What to produce: Leave out the pictures and reproduce all of the data exactly.

Dataset extract:
+ + + +

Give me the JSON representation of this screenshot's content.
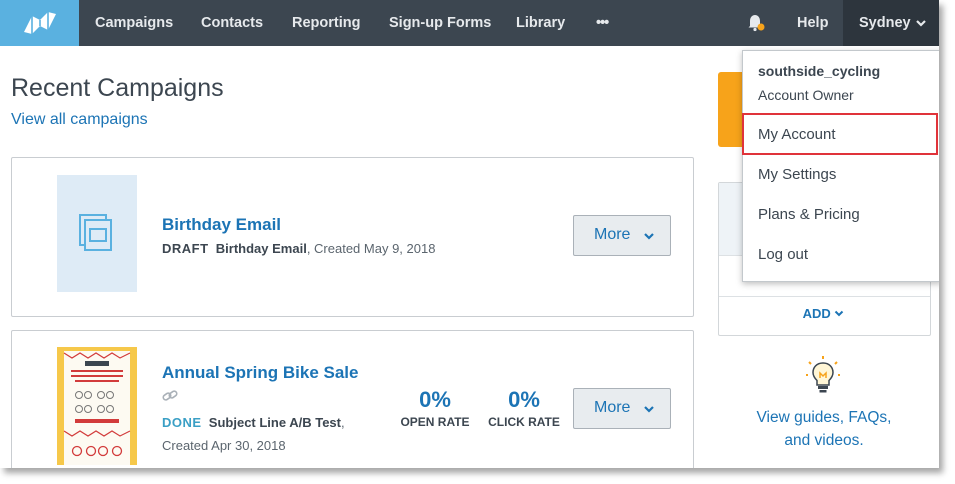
{
  "nav": {
    "items": [
      "Campaigns",
      "Contacts",
      "Reporting",
      "Sign-up Forms",
      "Library"
    ],
    "more": "•••",
    "help": "Help",
    "user": "Sydney"
  },
  "main": {
    "title": "Recent Campaigns",
    "view_all": "View all campaigns"
  },
  "campaigns": [
    {
      "title": "Birthday Email",
      "status": "DRAFT",
      "subject": "Birthday Email",
      "created": ", Created May 9, 2018",
      "more": "More"
    },
    {
      "title": "Annual Spring Bike Sale",
      "status": "DONE",
      "subject": "Subject Line A/B Test",
      "created_tail": ",",
      "created": "Created Apr 30, 2018",
      "open_rate": "0%",
      "open_label": "OPEN RATE",
      "click_rate": "0%",
      "click_label": "CLICK RATE",
      "more": "More"
    }
  ],
  "sidebar": {
    "add": "ADD",
    "guides_line1": "View guides, FAQs,",
    "guides_line2": "and videos."
  },
  "dropdown": {
    "username": "southside_cycling",
    "role": "Account Owner",
    "items": [
      "My Account",
      "My Settings",
      "Plans & Pricing",
      "Log out"
    ]
  },
  "colors": {
    "topbar": "#3c4650",
    "logo": "#5ab1e0",
    "link": "#1c74b5",
    "highlight": "#e0333a",
    "accent_orange": "#f7a31a"
  }
}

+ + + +

Expected answer:
Give me the JSON representation of this screenshot's content.
{
  "nav": {
    "items": [
      "Campaigns",
      "Contacts",
      "Reporting",
      "Sign-up Forms",
      "Library"
    ],
    "more": "•••",
    "help": "Help",
    "user": "Sydney"
  },
  "main": {
    "title": "Recent Campaigns",
    "view_all": "View all campaigns"
  },
  "campaigns": [
    {
      "title": "Birthday Email",
      "status": "DRAFT",
      "subject": "Birthday Email",
      "created": ", Created May 9, 2018",
      "more": "More"
    },
    {
      "title": "Annual Spring Bike Sale",
      "status": "DONE",
      "subject": "Subject Line A/B Test",
      "created_tail": ",",
      "created": "Created Apr 30, 2018",
      "open_rate": "0%",
      "open_label": "OPEN RATE",
      "click_rate": "0%",
      "click_label": "CLICK RATE",
      "more": "More"
    }
  ],
  "sidebar": {
    "add": "ADD",
    "guides_line1": "View guides, FAQs,",
    "guides_line2": "and videos."
  },
  "dropdown": {
    "username": "southside_cycling",
    "role": "Account Owner",
    "items": [
      "My Account",
      "My Settings",
      "Plans & Pricing",
      "Log out"
    ]
  },
  "colors": {
    "topbar": "#3c4650",
    "logo": "#5ab1e0",
    "link": "#1c74b5",
    "highlight": "#e0333a",
    "accent_orange": "#f7a31a"
  }
}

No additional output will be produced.